President Harry Truman holds a newspaper incorrectly announcing his defeat in 1948.

It’s a time-honored journalistic tradition to note the front pages of major newspapers the morning after a major election. This year, we note coverage following the 2022 midterm elections on online homepages — the front pages of our time. 

AllSides has collected and compared nine homepages of major U.S. news outlets — three each from outlets rated on the left, center, and right. 

What we see is an overarching focus on data visualization — maps, line graphs, and bars representing a tug-of-war between the two parties. Accompanying the data are the usual lead headlines, highlighting the uncertain fate of “Control of Congress” or the lack of a “Red Wave” of Republican victories. 

Instead of focusing on state officials or ballot measures, homepage coverage across the spectrum highlighted U.S. congressional elections. This could imply a widely-held perspective that Congress’ politics and legislation are most important. Or it could mean national audiences pay the most attention to close races between simplified political identities that we can all have a stake in. 

Whatever the reason, the online news homepages sang in unison Wednesday morning. 

From the Left

While The New York Times and NBC News featured election maps, CNN zeroed in on four key Senate races that could tip the balance in the Senate between Democrats and Republicans. NBC News’ top headline was larger and bolder than the others. 

New York Times (Lean Left bias) 

New York Times


CNN (Left bias) 



NBC News (Lean Left bias) 

NBC News


From the Center

While The Wall Street Journal featured a simplified election map and results from “key races,” all three sampled center-rated outlets used horizontal bars to show how far each party was from a majority. All referenced lower-than-expected Republican performance and the uncertainty around which party would control Congress. 

Reuters (Center Bias)



Wall Street Journal (Center bias)



MarketWatch (Center bias)



From the Right

The right-rated outlets we sampled tended to use more descriptive language in top headlines and taglines. While New York Post did not feature a data visualization, Fox News used election maps, and both Fox News and Washington Examiner used horizontal bars for party control. 

Fox News (Right bias)



New York Post (Lean Right bias)



Washington Examiner (Lean Right bias)

Washington Examiner


Get Balanced News

Different sides of the media focus on different things.

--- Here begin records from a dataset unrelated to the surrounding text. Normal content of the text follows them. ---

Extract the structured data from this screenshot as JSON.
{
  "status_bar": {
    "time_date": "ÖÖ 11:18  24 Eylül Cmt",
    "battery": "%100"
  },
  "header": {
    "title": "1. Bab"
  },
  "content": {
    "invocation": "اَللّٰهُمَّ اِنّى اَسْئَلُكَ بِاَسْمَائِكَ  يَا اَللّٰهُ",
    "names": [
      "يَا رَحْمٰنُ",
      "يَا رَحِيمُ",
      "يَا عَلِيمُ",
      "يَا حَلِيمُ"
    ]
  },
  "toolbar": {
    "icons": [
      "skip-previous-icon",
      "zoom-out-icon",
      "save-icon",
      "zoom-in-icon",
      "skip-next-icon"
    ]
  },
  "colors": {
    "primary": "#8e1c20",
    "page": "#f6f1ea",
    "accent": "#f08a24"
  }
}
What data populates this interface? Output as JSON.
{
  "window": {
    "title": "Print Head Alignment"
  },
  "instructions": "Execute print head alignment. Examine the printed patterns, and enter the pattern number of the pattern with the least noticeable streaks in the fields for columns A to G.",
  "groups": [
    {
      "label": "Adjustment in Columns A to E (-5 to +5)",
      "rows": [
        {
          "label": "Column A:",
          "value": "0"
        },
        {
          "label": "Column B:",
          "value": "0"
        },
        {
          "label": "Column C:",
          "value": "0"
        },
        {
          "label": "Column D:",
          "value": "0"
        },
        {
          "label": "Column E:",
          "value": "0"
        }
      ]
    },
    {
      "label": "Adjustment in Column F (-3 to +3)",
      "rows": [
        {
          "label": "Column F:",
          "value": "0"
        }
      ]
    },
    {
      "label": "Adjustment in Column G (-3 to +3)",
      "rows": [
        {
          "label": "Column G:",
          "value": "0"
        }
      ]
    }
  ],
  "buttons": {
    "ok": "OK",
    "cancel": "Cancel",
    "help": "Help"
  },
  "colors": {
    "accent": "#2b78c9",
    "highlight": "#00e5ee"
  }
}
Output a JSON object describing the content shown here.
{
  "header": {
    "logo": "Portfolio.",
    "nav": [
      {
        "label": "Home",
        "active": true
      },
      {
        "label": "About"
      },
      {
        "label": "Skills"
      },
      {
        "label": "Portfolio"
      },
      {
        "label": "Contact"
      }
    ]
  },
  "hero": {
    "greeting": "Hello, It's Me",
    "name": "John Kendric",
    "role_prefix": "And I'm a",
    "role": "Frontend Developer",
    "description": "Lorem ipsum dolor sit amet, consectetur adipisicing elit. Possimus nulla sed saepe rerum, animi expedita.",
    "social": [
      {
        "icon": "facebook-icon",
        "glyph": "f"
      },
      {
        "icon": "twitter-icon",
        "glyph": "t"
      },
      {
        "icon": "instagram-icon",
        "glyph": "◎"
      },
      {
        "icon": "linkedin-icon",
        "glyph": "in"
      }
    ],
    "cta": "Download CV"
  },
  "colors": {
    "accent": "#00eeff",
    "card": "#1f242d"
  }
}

If you rely on just one, it’s likely that you’ll be left with an incomplete picture of the issues at hand.

Joseph Ratliff is a Daily News Editor at AllSides. He has a Lean Left bias. 

Isaiah Anthony is a News Curator at AllSides. He has a Center bias. 

This piece was reviewed by Henry A. Brechter, AllSides managing Editor (Center bias).